Painting the town red
“Red hair is my life long sorrow,” Anne of Green Gables famously summarised the stigma surrounding the MC1R gene creating red hair, pale skin and bountiful freckles. For so long, if there was a geeky, bullied character in a film or TV show, it would be the redhaired child with glasses and an unfortunate mouth full of metal. However, to the 1% of the world that has the scarlet genetic mutation, times are changing…
It’s no secret, the classic LA actress wannabe has got luscious blonde hair – Marylin Monroe said herself, “Gentlemen Prefer Blondes,” and the popularity of Legally Blonde’s Elle Woods make this clear. Enter Emma Stone whose vibrant red locks have become a signature look, setting her apart from the myriad of Hollywood stars. You might be surprised to hear that Emma stone isn’t a natural redhead – I know, she fooled us all! Why the drastic colour transition? Stone recalled “When I first moved to L.A., I had this agent who thought, because I was blonde, that I only wanted to play cheerleaders.” This goes to show that there are stigmas for all hair colours – redheads, you’re not alone.
Emma Stone is partially responsible for the copper-hair trend. Her character Mia in La La Land definitely helped and showed us that even people with red hair and pale skin can wear bright yellow and go out dancing in the heat of the day (we can draw our own conclusions on whether she was wearing the factor 50+). Tom Ford has frequently used redhaired actresses in his work and his directorial debut, Nocturnal Animals, is no exception. The cast includes renowned redhead Amy Adams (a frequent muse for Ford) and Isla Fisher. Amy Adams reiterated Emma Stone’s views on dying her hair in a conversation with New York Times, “the minute I went red, it was quirky and fun instead of flirtatious and dumb.” David Russel, director of the film American Hustle, spoke about his attraction to Adams mane, telling Vogue in 2014, “I thought it was really powerful, like, she just was on fire. I wanted it to feel like a cape.”
Image taken from MC1R magazine
Fashion has been a big player in pushing this trend, with many more brands choosing fiery haired models for their catwalks and campaigns. Already deep rooted in the fashion industry, Grace Coddington, Creative Director of Vogue US, has branded herself by her frizzy red hair. Key models in the industry such as Lily Cole, Natalie Westling and Karen Elson have been able to set themselves apart from the crowd of unrecognised ‘clothes hanger’ models, and make a name for themselves by exploiting their genetics. Lily Cole first covered Vogue when she was 16 years old and was named "Model of the Year" at the 2004 British Fashion Awards. Natalie Westling got her start by dying her hair red for her first Marc Jacobs campaign and is now frequently chosen by Nicolas Ghesquière for Louis Vuitton campaigns and runways.

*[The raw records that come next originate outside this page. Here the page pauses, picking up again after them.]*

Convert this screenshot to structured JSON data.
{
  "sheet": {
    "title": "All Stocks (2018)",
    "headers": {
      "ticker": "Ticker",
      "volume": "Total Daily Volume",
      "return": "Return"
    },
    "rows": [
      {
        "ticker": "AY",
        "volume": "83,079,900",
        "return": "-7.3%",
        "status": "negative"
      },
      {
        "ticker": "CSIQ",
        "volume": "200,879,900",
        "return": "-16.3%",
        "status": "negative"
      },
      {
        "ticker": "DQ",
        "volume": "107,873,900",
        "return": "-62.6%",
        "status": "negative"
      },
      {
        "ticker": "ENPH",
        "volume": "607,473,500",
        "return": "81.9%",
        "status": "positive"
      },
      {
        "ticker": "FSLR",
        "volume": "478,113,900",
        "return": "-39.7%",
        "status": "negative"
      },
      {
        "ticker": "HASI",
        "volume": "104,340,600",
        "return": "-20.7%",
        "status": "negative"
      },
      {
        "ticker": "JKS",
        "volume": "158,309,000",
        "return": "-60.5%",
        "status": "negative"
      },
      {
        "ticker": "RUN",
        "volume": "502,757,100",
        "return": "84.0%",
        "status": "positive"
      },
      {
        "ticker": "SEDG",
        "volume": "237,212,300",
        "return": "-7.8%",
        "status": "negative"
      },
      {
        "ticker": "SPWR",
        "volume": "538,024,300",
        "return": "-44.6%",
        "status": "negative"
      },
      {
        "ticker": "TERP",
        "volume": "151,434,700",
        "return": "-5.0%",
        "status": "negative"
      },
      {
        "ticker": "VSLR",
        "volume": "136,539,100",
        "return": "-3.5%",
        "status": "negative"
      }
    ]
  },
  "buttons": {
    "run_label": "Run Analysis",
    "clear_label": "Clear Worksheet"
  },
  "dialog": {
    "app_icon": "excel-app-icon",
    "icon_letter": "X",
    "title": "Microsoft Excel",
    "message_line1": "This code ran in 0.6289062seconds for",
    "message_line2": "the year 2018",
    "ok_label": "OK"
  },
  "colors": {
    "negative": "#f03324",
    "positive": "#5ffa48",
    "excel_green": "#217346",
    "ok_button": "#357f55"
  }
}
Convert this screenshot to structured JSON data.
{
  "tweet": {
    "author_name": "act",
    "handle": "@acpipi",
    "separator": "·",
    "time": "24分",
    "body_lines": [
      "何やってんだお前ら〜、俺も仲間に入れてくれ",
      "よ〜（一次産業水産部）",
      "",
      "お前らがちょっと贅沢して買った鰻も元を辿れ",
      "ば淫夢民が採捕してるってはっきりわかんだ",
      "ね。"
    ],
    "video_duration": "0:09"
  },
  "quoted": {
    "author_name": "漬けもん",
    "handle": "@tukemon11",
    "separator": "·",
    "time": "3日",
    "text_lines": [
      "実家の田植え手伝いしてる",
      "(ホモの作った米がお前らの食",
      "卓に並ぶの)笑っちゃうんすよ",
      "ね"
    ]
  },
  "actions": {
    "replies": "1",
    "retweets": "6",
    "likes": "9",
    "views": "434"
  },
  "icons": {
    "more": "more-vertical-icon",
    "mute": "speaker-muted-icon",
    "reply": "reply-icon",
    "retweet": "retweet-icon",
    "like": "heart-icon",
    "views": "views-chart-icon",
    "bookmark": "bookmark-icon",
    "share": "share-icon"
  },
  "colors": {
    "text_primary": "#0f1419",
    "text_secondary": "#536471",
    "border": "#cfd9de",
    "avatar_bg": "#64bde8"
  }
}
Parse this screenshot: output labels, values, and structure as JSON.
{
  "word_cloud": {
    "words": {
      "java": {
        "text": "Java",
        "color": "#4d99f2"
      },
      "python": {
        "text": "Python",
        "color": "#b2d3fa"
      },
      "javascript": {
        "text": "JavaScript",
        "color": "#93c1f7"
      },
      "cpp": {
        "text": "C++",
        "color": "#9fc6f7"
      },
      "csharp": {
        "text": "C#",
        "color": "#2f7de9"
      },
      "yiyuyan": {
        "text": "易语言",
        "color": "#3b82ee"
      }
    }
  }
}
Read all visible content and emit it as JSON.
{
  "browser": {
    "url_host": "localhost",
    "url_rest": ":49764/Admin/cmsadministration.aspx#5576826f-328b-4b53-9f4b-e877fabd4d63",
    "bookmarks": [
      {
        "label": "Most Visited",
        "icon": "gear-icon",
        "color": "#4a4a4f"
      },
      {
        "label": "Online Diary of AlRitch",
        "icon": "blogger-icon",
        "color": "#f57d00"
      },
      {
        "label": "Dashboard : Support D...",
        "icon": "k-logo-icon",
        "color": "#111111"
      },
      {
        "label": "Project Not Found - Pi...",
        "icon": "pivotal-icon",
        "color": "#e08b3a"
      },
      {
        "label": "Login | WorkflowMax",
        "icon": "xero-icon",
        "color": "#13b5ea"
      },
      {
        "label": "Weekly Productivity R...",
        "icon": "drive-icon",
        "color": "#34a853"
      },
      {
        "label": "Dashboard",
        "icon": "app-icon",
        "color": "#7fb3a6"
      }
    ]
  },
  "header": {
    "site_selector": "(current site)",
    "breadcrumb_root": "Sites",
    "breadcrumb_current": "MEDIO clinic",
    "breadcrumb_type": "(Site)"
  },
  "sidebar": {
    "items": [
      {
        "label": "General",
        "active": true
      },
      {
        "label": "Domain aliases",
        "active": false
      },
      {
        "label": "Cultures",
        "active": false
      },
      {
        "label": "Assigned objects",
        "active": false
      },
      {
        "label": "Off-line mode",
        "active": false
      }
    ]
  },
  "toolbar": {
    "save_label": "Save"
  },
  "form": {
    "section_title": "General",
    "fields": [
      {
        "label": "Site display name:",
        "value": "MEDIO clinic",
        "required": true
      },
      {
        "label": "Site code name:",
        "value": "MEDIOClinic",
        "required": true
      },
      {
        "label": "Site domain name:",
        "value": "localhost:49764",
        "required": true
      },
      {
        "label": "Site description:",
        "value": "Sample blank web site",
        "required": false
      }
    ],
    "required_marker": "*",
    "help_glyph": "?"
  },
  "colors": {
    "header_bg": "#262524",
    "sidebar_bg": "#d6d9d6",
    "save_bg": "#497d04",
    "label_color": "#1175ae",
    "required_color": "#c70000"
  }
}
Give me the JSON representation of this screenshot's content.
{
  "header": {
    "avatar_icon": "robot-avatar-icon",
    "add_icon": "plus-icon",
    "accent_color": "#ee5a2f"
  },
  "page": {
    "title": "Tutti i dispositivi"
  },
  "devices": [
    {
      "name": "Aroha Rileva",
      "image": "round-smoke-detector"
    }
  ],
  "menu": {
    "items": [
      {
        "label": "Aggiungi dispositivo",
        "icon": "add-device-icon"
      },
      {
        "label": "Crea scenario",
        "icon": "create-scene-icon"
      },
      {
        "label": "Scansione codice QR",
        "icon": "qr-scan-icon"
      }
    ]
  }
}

The trend was capitalised by Hamburg-based lighting design student, Tristan Rodgers who created a magazine specifically dedicated to red-heads, named MC1R. Speaking to i-D, Rodgers explained that MC1R started out as a photo project, but grew into a magazine as his idea grew traction. He said, “I started a crowdfunding campaign to see whether anyone else would be interested in reading something like this. There were more than enough pre orders, so I was able to print 1600 copies of the first issue.” This may come as surprising as redhaired people make up only 1-2% of the world (that’s two in every 100 people!). Their rarity has led to large communities being created for redheads with festivals being held all around the globe. The Irish Red Head Convention is naturally one of the largest, which lets you embraced “your natural hair-itage” and now uses it’s platform to raise funds and awareness for the Irish Cancer Society, focusing on “Sun Smart” campaigns.
In 2009 a report by National Geographics revealed redheads are becoming rarer and could be extinct in 100 years. This may be the source of the trend as we look to conserve flame coloured locks. MC1R wrote about this research confidently stating whilst the ginger gene is recessive, “it will take a lot more than the musings of a research project backed by a hair dye manufacturer to consign us to history.” It seems that MC1R wasn’t just trying to make sure they didn’t go out production – In a Guardian article by Adam Rutherford titled “Relax, redheads. You're not about to die out,” he explained that the ‘myth’ came from the presumption that redheads exist as an adaptation to cloudy weather in Scotland, but goes on to say that there has been no hard proof of this – so redheads you can go to sleep tonight knowing you won’t die out any time soon.
So, why are red-heads getting all of this attention? Well, the facts speak for themselves. Red hair will never turn grey; it ages gloriously from a coppery, rose gold to white. Redheads are already rare but the combination of red hair and blue eyes is the rarest in the world. Like red hair, blue eye colour is a recessive trait, meaning that both parents must carry this gene for a child to end up with it. We all know redheads’ burn quicker, but it seems this can also serve as an advantage - redheads can’t absorb sufficient Vitamin D due to low concentrations of eumelanin in their body but this means they cleverly produce their own Vitamin D – Magic! Perhaps people in the 15th century were right to seek out red-heads during the witch trials…